**INFORMATION SUPPLIED:**
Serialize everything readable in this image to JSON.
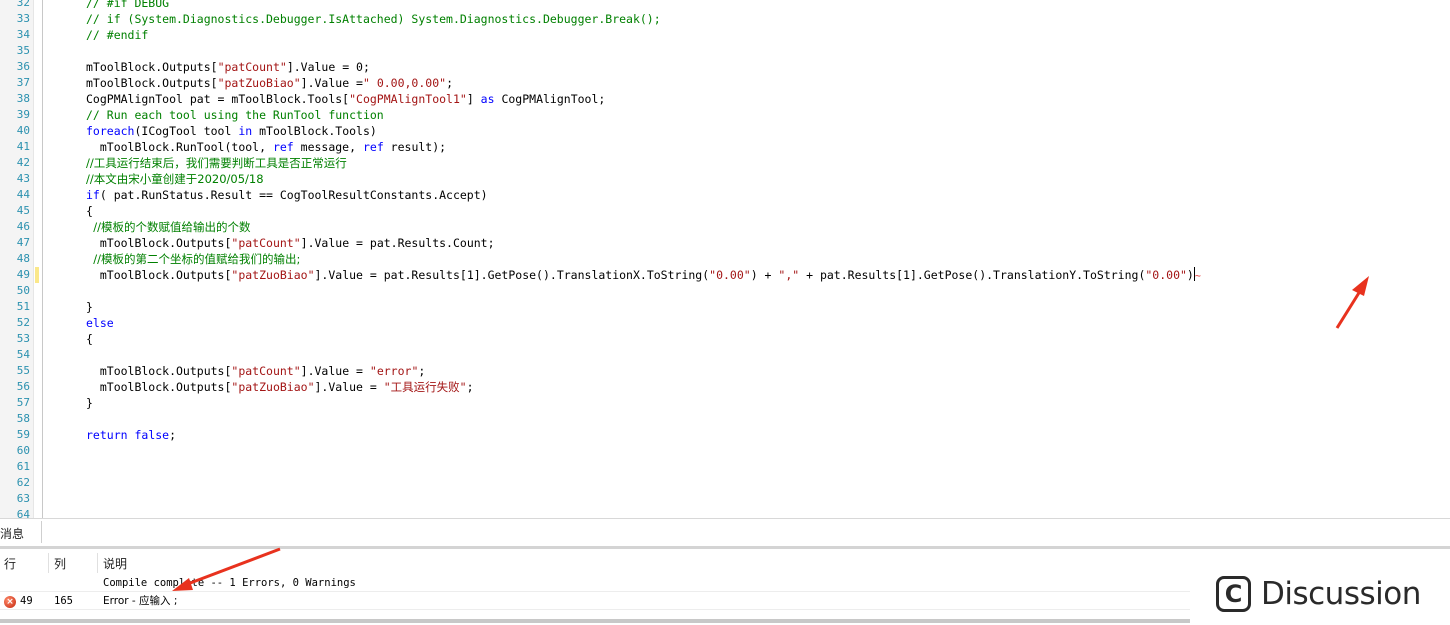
{
  "editor": {
    "lines": [
      {
        "n": "32",
        "segs": [
          {
            "t": "// #if DEBUG",
            "c": "cm"
          }
        ]
      },
      {
        "n": "33",
        "segs": [
          {
            "t": "// if (System.Diagnostics.Debugger.IsAttached) System.Diagnostics.Debugger.Break();",
            "c": "cm"
          }
        ]
      },
      {
        "n": "34",
        "segs": [
          {
            "t": "// #endif",
            "c": "cm"
          }
        ]
      },
      {
        "n": "35",
        "segs": []
      },
      {
        "n": "36",
        "segs": [
          {
            "t": "mToolBlock.Outputs[",
            "c": ""
          },
          {
            "t": "\"patCount\"",
            "c": "str"
          },
          {
            "t": "].Value = 0;",
            "c": ""
          }
        ]
      },
      {
        "n": "37",
        "segs": [
          {
            "t": "mToolBlock.Outputs[",
            "c": ""
          },
          {
            "t": "\"patZuoBiao\"",
            "c": "str"
          },
          {
            "t": "].Value =",
            "c": ""
          },
          {
            "t": "\" 0.00,0.00\"",
            "c": "str"
          },
          {
            "t": ";",
            "c": ""
          }
        ]
      },
      {
        "n": "38",
        "segs": [
          {
            "t": "CogPMAlignTool pat = mToolBlock.Tools[",
            "c": ""
          },
          {
            "t": "\"CogPMAlignTool1\"",
            "c": "str"
          },
          {
            "t": "] ",
            "c": ""
          },
          {
            "t": "as",
            "c": "kw"
          },
          {
            "t": " CogPMAlignTool;",
            "c": ""
          }
        ]
      },
      {
        "n": "39",
        "segs": [
          {
            "t": "// Run each tool using the RunTool function",
            "c": "cm"
          }
        ]
      },
      {
        "n": "40",
        "segs": [
          {
            "t": "foreach",
            "c": "kw"
          },
          {
            "t": "(ICogTool tool ",
            "c": ""
          },
          {
            "t": "in",
            "c": "kw"
          },
          {
            "t": " mToolBlock.Tools)",
            "c": ""
          }
        ]
      },
      {
        "n": "41",
        "segs": [
          {
            "t": "  mToolBlock.RunTool(tool, ",
            "c": ""
          },
          {
            "t": "ref",
            "c": "kw"
          },
          {
            "t": " message, ",
            "c": ""
          },
          {
            "t": "ref",
            "c": "kw"
          },
          {
            "t": " result);",
            "c": ""
          }
        ]
      },
      {
        "n": "42",
        "segs": [
          {
            "t": "//工具运行结束后，我们需要判断工具是否正常运行",
            "c": "cm cjk"
          }
        ]
      },
      {
        "n": "43",
        "segs": [
          {
            "t": "//本文由宋小童创建于2020/05/18",
            "c": "cm cjk"
          }
        ]
      },
      {
        "n": "44",
        "segs": [
          {
            "t": "if",
            "c": "kw"
          },
          {
            "t": "( pat.RunStatus.Result == CogToolResultConstants.Accept)",
            "c": ""
          }
        ]
      },
      {
        "n": "45",
        "segs": [
          {
            "t": "{",
            "c": ""
          }
        ]
      },
      {
        "n": "46",
        "segs": [
          {
            "t": "  //模板的个数赋值给输出的个数",
            "c": "cm cjk"
          }
        ]
      },
      {
        "n": "47",
        "segs": [
          {
            "t": "  mToolBlock.Outputs[",
            "c": ""
          },
          {
            "t": "\"patCount\"",
            "c": "str"
          },
          {
            "t": "].Value = pat.Results.Count;",
            "c": ""
          }
        ]
      },
      {
        "n": "48",
        "segs": [
          {
            "t": "  //模板的第二个坐标的值赋给我们的输出;",
            "c": "cm cjk"
          }
        ]
      },
      {
        "n": "49",
        "segs": [
          {
            "t": "  mToolBlock.Outputs[",
            "c": ""
          },
          {
            "t": "\"patZuoBiao\"",
            "c": "str"
          },
          {
            "t": "].Value = pat.Results[1].GetPose().TranslationX.ToString(",
            "c": ""
          },
          {
            "t": "\"0.00\"",
            "c": "str"
          },
          {
            "t": ") + ",
            "c": ""
          },
          {
            "t": "\",\"",
            "c": "str"
          },
          {
            "t": " + pat.Results[1].GetPose().TranslationY.ToString(",
            "c": ""
          },
          {
            "t": "\"0.00\"",
            "c": "str"
          },
          {
            "t": ")",
            "c": ""
          }
        ]
      },
      {
        "n": "50",
        "segs": []
      },
      {
        "n": "51",
        "segs": [
          {
            "t": "}",
            "c": ""
          }
        ]
      },
      {
        "n": "52",
        "segs": [
          {
            "t": "else",
            "c": "kw"
          }
        ]
      },
      {
        "n": "53",
        "segs": [
          {
            "t": "{",
            "c": ""
          }
        ]
      },
      {
        "n": "54",
        "segs": []
      },
      {
        "n": "55",
        "segs": [
          {
            "t": "  mToolBlock.Outputs[",
            "c": ""
          },
          {
            "t": "\"patCount\"",
            "c": "str"
          },
          {
            "t": "].Value = ",
            "c": ""
          },
          {
            "t": "\"error\"",
            "c": "str"
          },
          {
            "t": ";",
            "c": ""
          }
        ]
      },
      {
        "n": "56",
        "segs": [
          {
            "t": "  mToolBlock.Outputs[",
            "c": ""
          },
          {
            "t": "\"patZuoBiao\"",
            "c": "str"
          },
          {
            "t": "].Value = ",
            "c": ""
          },
          {
            "t": "\"工具运行失败\"",
            "c": "str"
          },
          {
            "t": ";",
            "c": ""
          }
        ]
      },
      {
        "n": "57",
        "segs": [
          {
            "t": "}",
            "c": ""
          }
        ]
      },
      {
        "n": "58",
        "segs": []
      },
      {
        "n": "59",
        "segs": [
          {
            "t": "return",
            "c": "kw"
          },
          {
            "t": " ",
            "c": ""
          },
          {
            "t": "false",
            "c": "kw"
          },
          {
            "t": ";",
            "c": ""
          }
        ]
      },
      {
        "n": "60",
        "segs": []
      },
      {
        "n": "61",
        "segs": []
      },
      {
        "n": "62",
        "segs": []
      },
      {
        "n": "63",
        "segs": []
      },
      {
        "n": "64",
        "segs": []
      }
    ],
    "caret_line": "49",
    "modified_line": "49"
  },
  "messages": {
    "tab_label": "消息",
    "columns": {
      "line": "行",
      "col": "列",
      "desc": "说明"
    },
    "rows": [
      {
        "icon": "",
        "line": "",
        "col": "",
        "desc": "Compile complete -- 1 Errors, 0 Warnings"
      },
      {
        "icon": "error-icon",
        "line": "49",
        "col": "165",
        "desc": "Error - 应输入 ;"
      }
    ]
  },
  "watermark": {
    "text": "Discussion",
    "icon_letter": "C"
  },
  "colors": {
    "keyword": "#0000ff",
    "string": "#a31515",
    "comment": "#008000",
    "line_number": "#2b91af",
    "arrow": "#e8321e"
  }
}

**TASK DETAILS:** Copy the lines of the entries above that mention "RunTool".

**SOLUTION:**
            "t": "// Run each tool using the RunTool function",
            "t": "  mToolBlock.RunTool(tool, ",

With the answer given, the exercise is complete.